** Given records follows **
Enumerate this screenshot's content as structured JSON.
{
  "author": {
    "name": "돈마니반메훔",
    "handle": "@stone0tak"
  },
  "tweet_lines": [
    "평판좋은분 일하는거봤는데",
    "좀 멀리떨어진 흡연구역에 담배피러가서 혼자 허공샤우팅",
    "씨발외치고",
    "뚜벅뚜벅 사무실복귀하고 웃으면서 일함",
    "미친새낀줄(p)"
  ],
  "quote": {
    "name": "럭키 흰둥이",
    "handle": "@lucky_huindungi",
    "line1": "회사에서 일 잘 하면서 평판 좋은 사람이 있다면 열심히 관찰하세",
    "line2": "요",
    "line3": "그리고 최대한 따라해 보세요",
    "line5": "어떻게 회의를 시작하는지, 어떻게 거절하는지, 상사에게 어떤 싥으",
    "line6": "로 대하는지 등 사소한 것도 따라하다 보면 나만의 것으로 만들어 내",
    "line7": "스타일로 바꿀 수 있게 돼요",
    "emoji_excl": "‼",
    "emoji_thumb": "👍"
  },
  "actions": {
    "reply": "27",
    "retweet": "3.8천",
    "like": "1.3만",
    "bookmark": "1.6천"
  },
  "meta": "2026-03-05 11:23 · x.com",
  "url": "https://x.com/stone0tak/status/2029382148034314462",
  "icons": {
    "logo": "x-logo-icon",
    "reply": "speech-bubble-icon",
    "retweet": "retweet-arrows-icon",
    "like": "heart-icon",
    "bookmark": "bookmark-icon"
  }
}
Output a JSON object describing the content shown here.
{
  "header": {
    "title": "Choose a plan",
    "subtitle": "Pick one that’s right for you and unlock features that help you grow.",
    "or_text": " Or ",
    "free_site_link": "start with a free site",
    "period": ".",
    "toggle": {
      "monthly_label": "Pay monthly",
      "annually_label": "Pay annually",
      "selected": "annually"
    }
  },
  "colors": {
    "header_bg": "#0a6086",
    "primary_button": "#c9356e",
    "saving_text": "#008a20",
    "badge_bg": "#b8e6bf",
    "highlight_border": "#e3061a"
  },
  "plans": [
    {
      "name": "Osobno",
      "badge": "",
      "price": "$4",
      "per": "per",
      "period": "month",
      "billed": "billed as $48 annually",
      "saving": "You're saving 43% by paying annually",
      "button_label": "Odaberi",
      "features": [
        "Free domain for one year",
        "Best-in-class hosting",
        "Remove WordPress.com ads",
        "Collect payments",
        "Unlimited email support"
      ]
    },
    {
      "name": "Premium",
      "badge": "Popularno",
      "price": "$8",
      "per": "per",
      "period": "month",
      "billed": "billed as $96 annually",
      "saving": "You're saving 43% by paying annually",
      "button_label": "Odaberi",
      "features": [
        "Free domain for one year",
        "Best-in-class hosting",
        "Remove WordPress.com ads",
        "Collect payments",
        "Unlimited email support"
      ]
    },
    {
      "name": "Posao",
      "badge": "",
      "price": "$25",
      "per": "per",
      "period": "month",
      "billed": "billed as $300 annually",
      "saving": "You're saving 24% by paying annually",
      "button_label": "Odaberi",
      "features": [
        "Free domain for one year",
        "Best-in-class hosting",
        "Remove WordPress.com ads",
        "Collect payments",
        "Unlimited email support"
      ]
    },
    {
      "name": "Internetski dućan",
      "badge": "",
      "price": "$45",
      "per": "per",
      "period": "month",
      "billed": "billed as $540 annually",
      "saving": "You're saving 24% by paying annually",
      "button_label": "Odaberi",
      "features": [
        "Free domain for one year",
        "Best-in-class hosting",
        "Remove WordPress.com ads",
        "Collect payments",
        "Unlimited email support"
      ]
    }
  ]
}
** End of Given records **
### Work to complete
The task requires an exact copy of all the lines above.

### Written answer
Enumerate this screenshot's content as structured JSON.
{
  "author": {
    "name": "돈마니반메훔",
    "handle": "@stone0tak"
  },
  "tweet_lines": [
    "평판좋은분 일하는거봤는데",
    "좀 멀리떨어진 흡연구역에 담배피러가서 혼자 허공샤우팅",
    "씨발외치고",
    "뚜벅뚜벅 사무실복귀하고 웃으면서 일함",
    "미친새낀줄(p)"
  ],
  "quote": {
    "name": "럭키 흰둥이",
    "handle": "@lucky_huindungi",
    "line1": "회사에서 일 잘 하면서 평판 좋은 사람이 있다면 열심히 관찰하세",
    "line2": "요",
    "line3": "그리고 최대한 따라해 보세요",
    "line5": "어떻게 회의를 시작하는지, 어떻게 거절하는지, 상사에게 어떤 싥으",
    "line6": "로 대하는지 등 사소한 것도 따라하다 보면 나만의 것으로 만들어 내",
    "line7": "스타일로 바꿀 수 있게 돼요",
    "emoji_excl": "‼",
    "emoji_thumb": "👍"
  },
  "actions": {
    "reply": "27",
    "retweet": "3.8천",
    "like": "1.3만",
    "bookmark": "1.6천"
  },
  "meta": "2026-03-05 11:23 · x.com",
  "url": "https://x.com/stone0tak/status/2029382148034314462",
  "icons": {
    "logo": "x-logo-icon",
    "reply": "speech-bubble-icon",
    "retweet": "retweet-arrows-icon",
    "like": "heart-icon",
    "bookmark": "bookmark-icon"
  }
}
Output a JSON object describing the content shown here.
{
  "header": {
    "title": "Choose a plan",
    "subtitle": "Pick one that’s right for you and unlock features that help you grow.",
    "or_text": " Or ",
    "free_site_link": "start with a free site",
    "period": ".",
    "toggle": {
      "monthly_label": "Pay monthly",
      "annually_label": "Pay annually",
      "selected": "annually"
    }
  },
  "colors": {
    "header_bg": "#0a6086",
    "primary_button": "#c9356e",
    "saving_text": "#008a20",
    "badge_bg": "#b8e6bf",
    "highlight_border": "#e3061a"
  },
  "plans": [
    {
      "name": "Osobno",
      "badge": "",
      "price": "$4",
      "per": "per",
      "period": "month",
      "billed": "billed as $48 annually",
      "saving": "You're saving 43% by paying annually",
      "button_label": "Odaberi",
      "features": [
        "Free domain for one year",
        "Best-in-class hosting",
        "Remove WordPress.com ads",
        "Collect payments",
        "Unlimited email support"
      ]
    },
    {
      "name": "Premium",
      "badge": "Popularno",
      "price": "$8",
      "per": "per",
      "period": "month",
      "billed": "billed as $96 annually",
      "saving": "You're saving 43% by paying annually",
      "button_label": "Odaberi",
      "features": [
        "Free domain for one year",
        "Best-in-class hosting",
        "Remove WordPress.com ads",
        "Collect payments",
        "Unlimited email support"
      ]
    },
    {
      "name": "Posao",
      "badge": "",
      "price": "$25",
      "per": "per",
      "period": "month",
      "billed": "billed as $300 annually",
      "saving": "You're saving 24% by paying annually",
      "button_label": "Odaberi",
      "features": [
        "Free domain for one year",
        "Best-in-class hosting",
        "Remove WordPress.com ads",
        "Collect payments",
        "Unlimited email support"
      ]
    },
    {
      "name": "Internetski dućan",
      "badge": "",
      "price": "$45",
      "per": "per",
      "period": "month",
      "billed": "billed as $540 annually",
      "saving": "You're saving 24% by paying annually",
      "button_label": "Odaberi",
      "features": [
        "Free domain for one year",
        "Best-in-class hosting",
        "Remove WordPress.com ads",
        "Collect payments",
        "Unlimited email support"
      ]
    }
  ]
}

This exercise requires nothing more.